**PROBLEM:**
A single number is the expected answer: the count of lines in the listing that hold the word "sticker".

**ENTRIES SHOWN:**
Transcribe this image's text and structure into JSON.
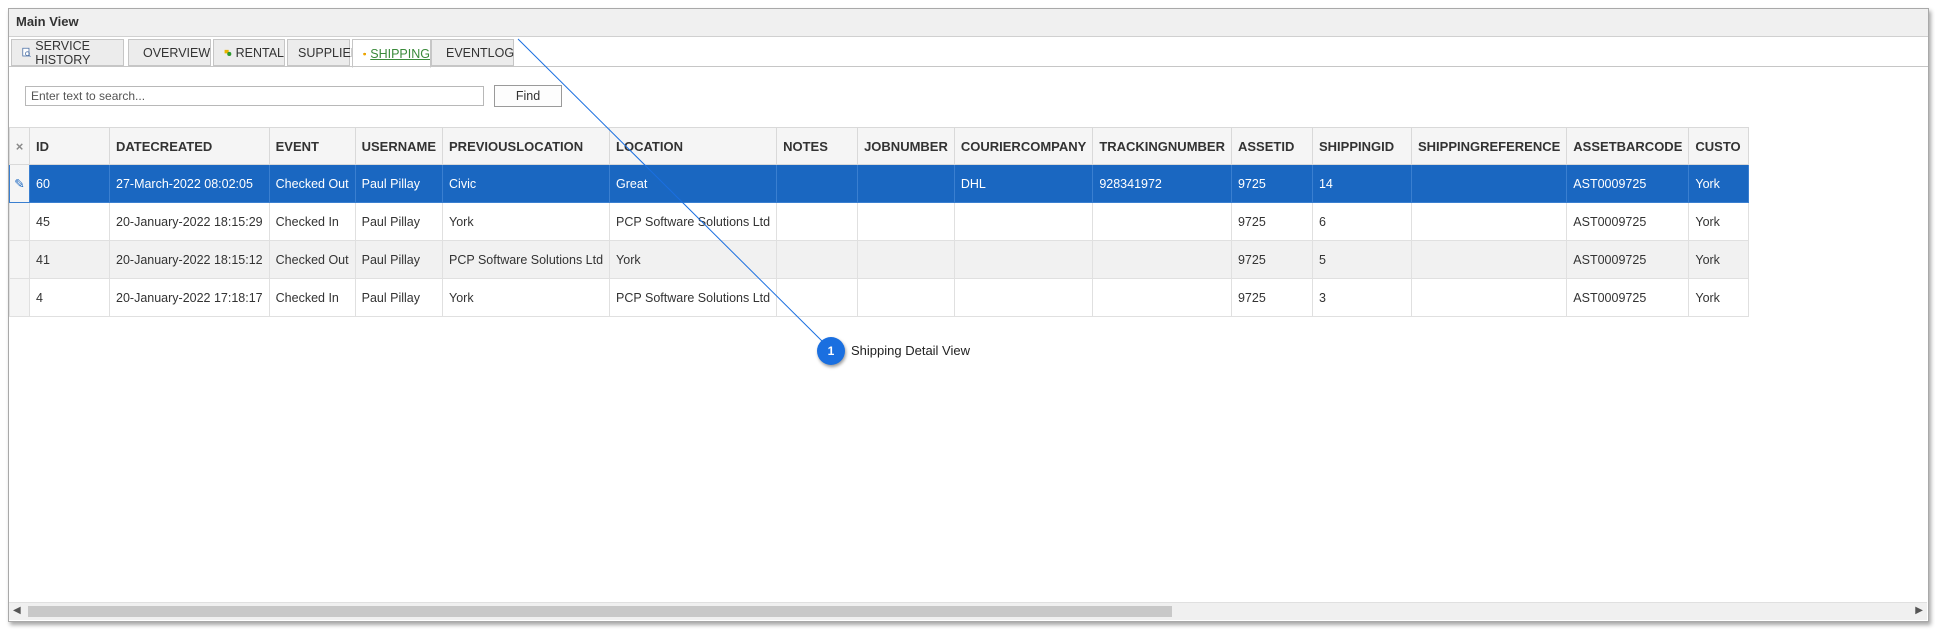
{
  "window": {
    "title": "Main View"
  },
  "tabs": [
    {
      "label": "SERVICE HISTORY",
      "icon": "document-search-icon"
    },
    {
      "label": "OVERVIEW",
      "icon": "list-icon"
    },
    {
      "label": "RENTAL",
      "icon": "rental-icon"
    },
    {
      "label": "SUPPLIER",
      "icon": ""
    },
    {
      "label": "SHIPPING",
      "icon": "box-icon",
      "active": true
    },
    {
      "label": "EVENTLOG",
      "icon": "log-icon"
    }
  ],
  "search": {
    "placeholder": "Enter text to search...",
    "find_label": "Find"
  },
  "table": {
    "indicator_header": "×",
    "columns": [
      "ID",
      "DATECREATED",
      "EVENT",
      "USERNAME",
      "PREVIOUSLOCATION",
      "LOCATION",
      "NOTES",
      "JOBNUMBER",
      "COURIERCOMPANY",
      "TRACKINGNUMBER",
      "ASSETID",
      "SHIPPINGID",
      "SHIPPINGREFERENCE",
      "ASSETBARCODE",
      "CUSTO"
    ],
    "rows": [
      {
        "indicator": "✎",
        "cells": [
          "60",
          "27-March-2022 08:02:05",
          "Checked Out",
          "Paul Pillay",
          "Civic",
          "Great",
          "",
          "",
          "DHL",
          "928341972",
          "9725",
          "14",
          "",
          "AST0009725",
          "York"
        ]
      },
      {
        "indicator": "",
        "cells": [
          "45",
          "20-January-2022 18:15:29",
          "Checked In",
          "Paul Pillay",
          "York",
          "PCP Software Solutions Ltd",
          "",
          "",
          "",
          "",
          "9725",
          "6",
          "",
          "AST0009725",
          "York"
        ]
      },
      {
        "indicator": "",
        "cells": [
          "41",
          "20-January-2022 18:15:12",
          "Checked Out",
          "Paul Pillay",
          "PCP Software Solutions Ltd",
          "York",
          "",
          "",
          "",
          "",
          "9725",
          "5",
          "",
          "AST0009725",
          "York"
        ]
      },
      {
        "indicator": "",
        "cells": [
          "4",
          "20-January-2022 17:18:17",
          "Checked In",
          "Paul Pillay",
          "York",
          "PCP Software Solutions Ltd",
          "",
          "",
          "",
          "",
          "9725",
          "3",
          "",
          "AST0009725",
          "York"
        ]
      }
    ]
  },
  "callout": {
    "number": "1",
    "text": "Shipping Detail View"
  },
  "colors": {
    "selection": "#1a67c1",
    "callout": "#1a6fe0",
    "active_tab_text": "#3a8a3a"
  }
}
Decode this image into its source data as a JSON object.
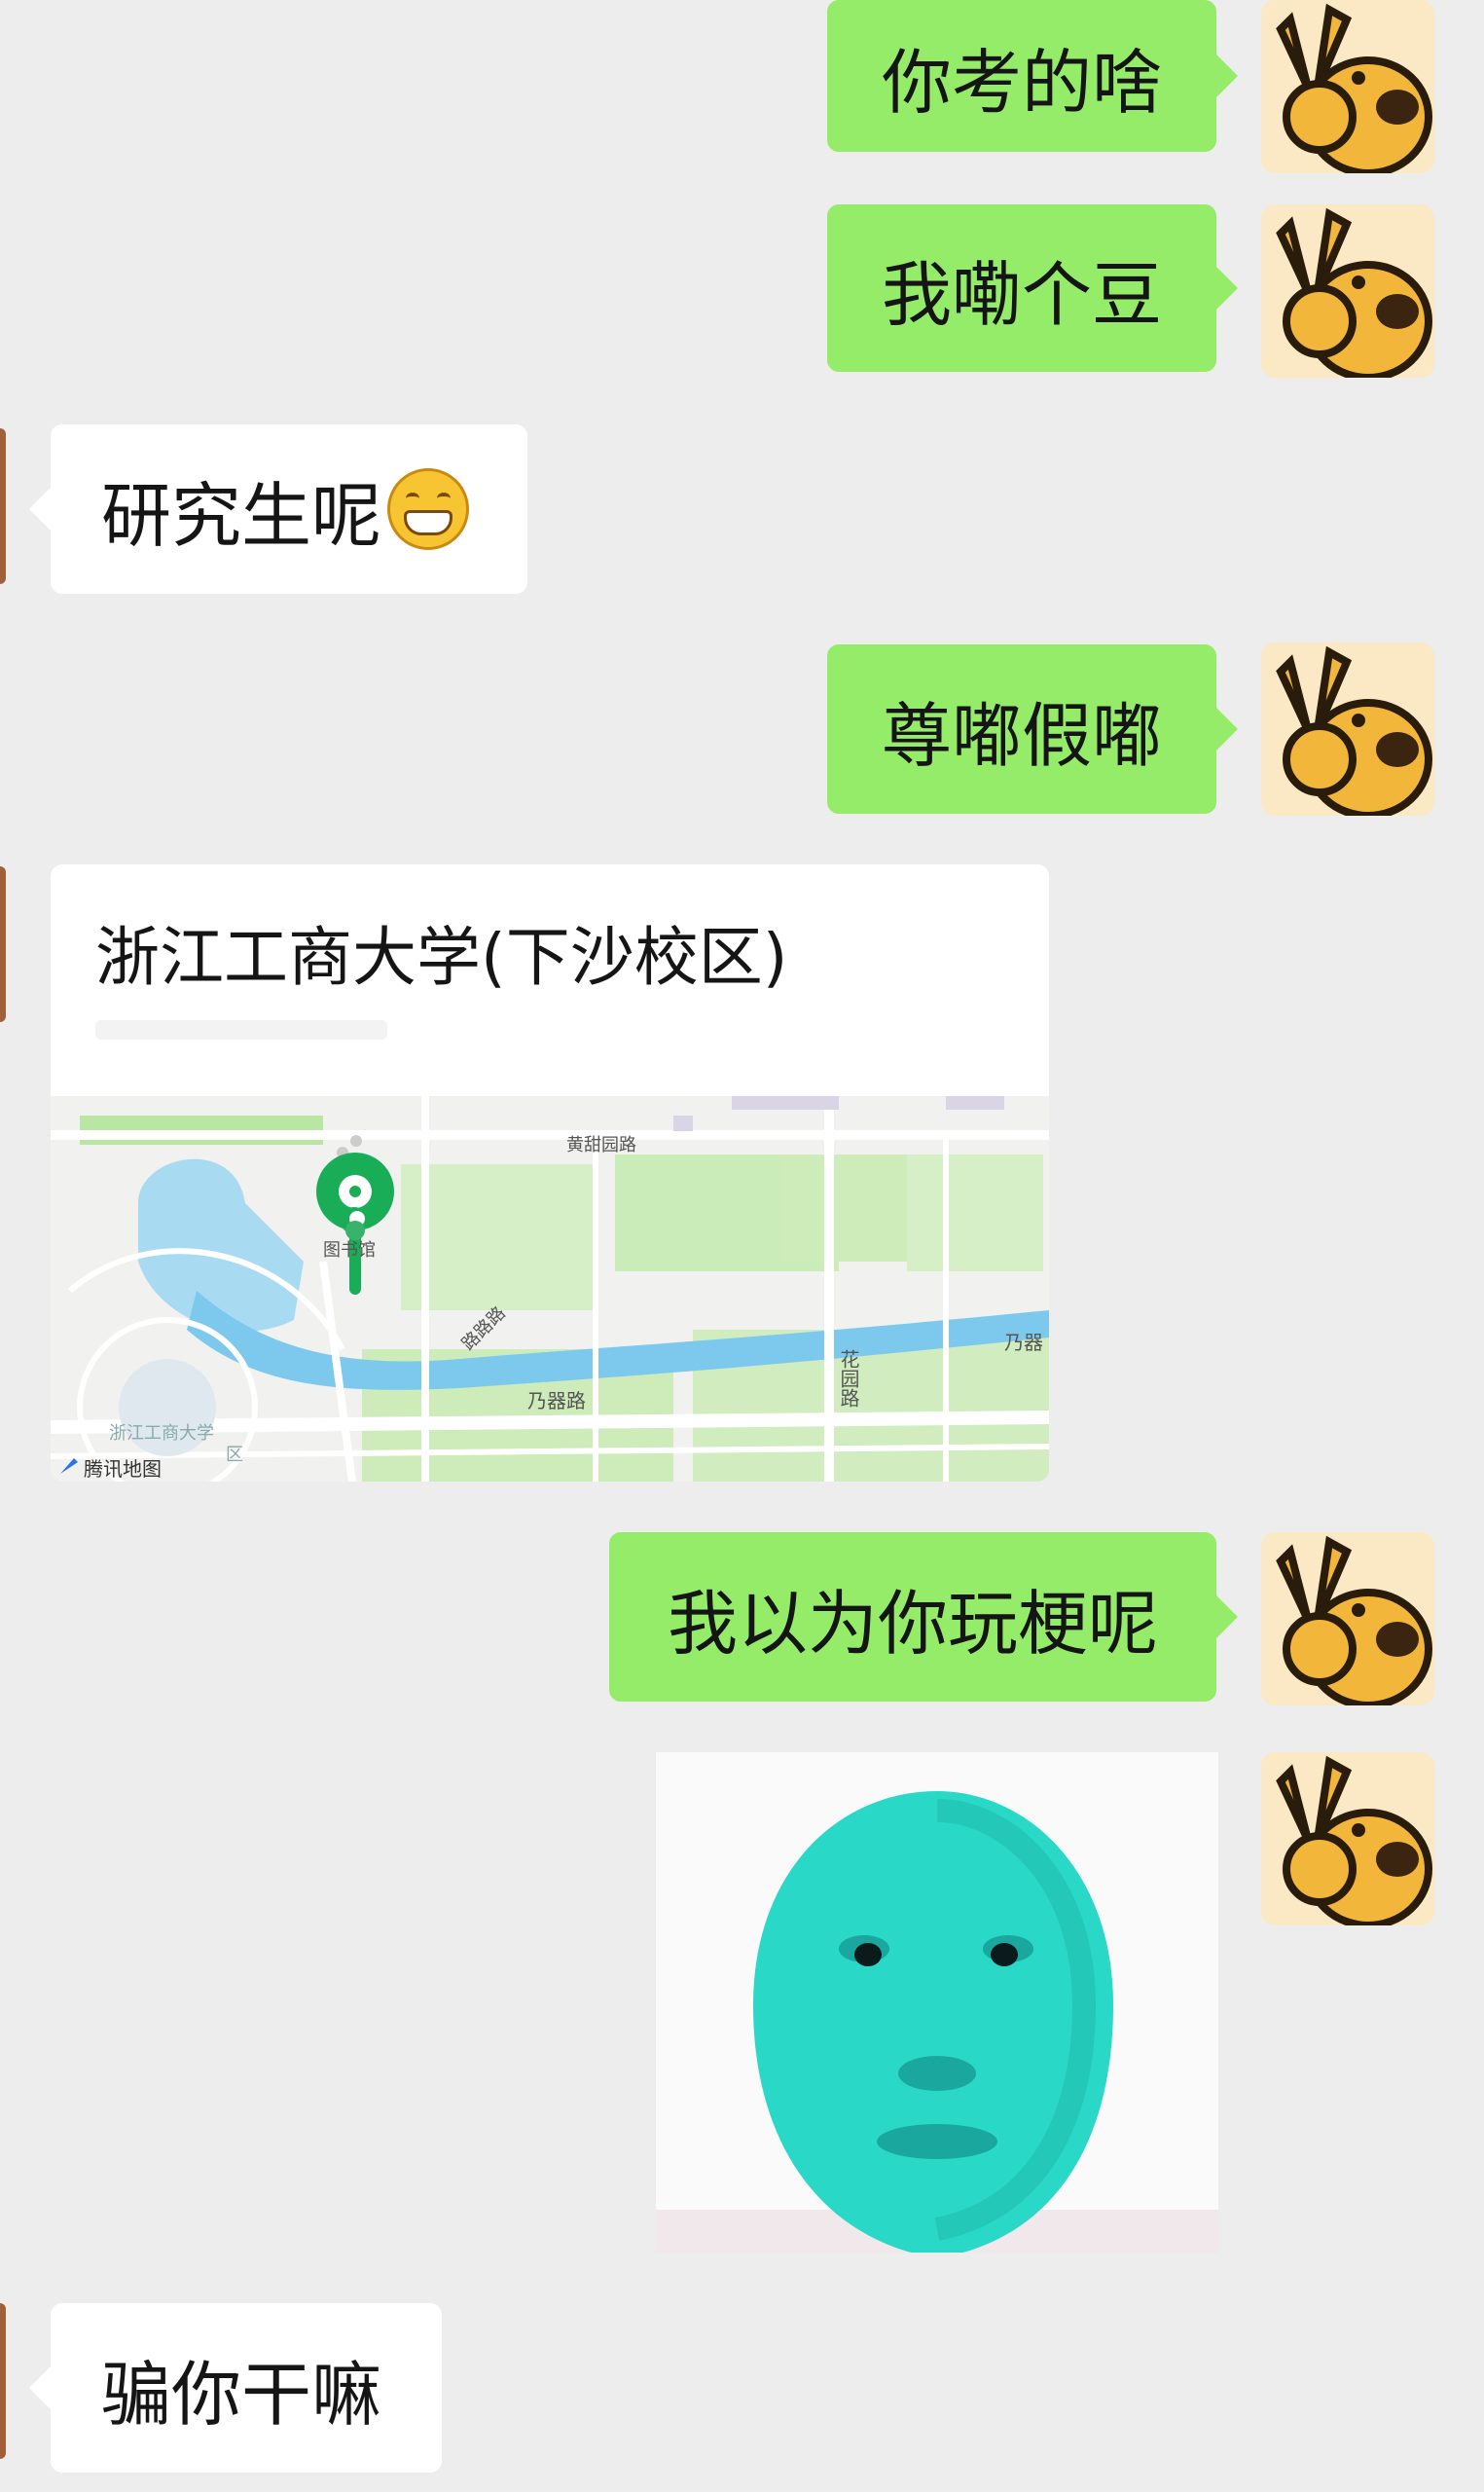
{
  "messages": [
    {
      "side": "out",
      "text": "你考的啥"
    },
    {
      "side": "out",
      "text": "我嘞个豆"
    },
    {
      "side": "in",
      "text": "研究生呢",
      "emoji": "grinning-face-emoji"
    },
    {
      "side": "out",
      "text": "尊嘟假嘟"
    },
    {
      "side": "in",
      "type": "location",
      "title": "浙江工商大学(下沙校区)"
    },
    {
      "side": "out",
      "text": "我以为你玩梗呢"
    },
    {
      "side": "out",
      "type": "sticker",
      "sticker": "green-face-sticker"
    },
    {
      "side": "in",
      "text": "骗你干嘛"
    }
  ],
  "map": {
    "labels": {
      "road_top": "黄甜园路",
      "library": "图书馆",
      "road_side": "路路路",
      "road_main": "乃器路",
      "road_right": "乃器",
      "road_vertical": "花园路",
      "campus": "浙江工商大学",
      "campus_sub": "区",
      "brand": "腾讯地图"
    }
  },
  "colors": {
    "background": "#ededed",
    "outgoing_bubble": "#95ec69",
    "incoming_bubble": "#ffffff",
    "map_pin": "#1aad57"
  }
}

**OUTPUT OF THE EXERCISE:**
2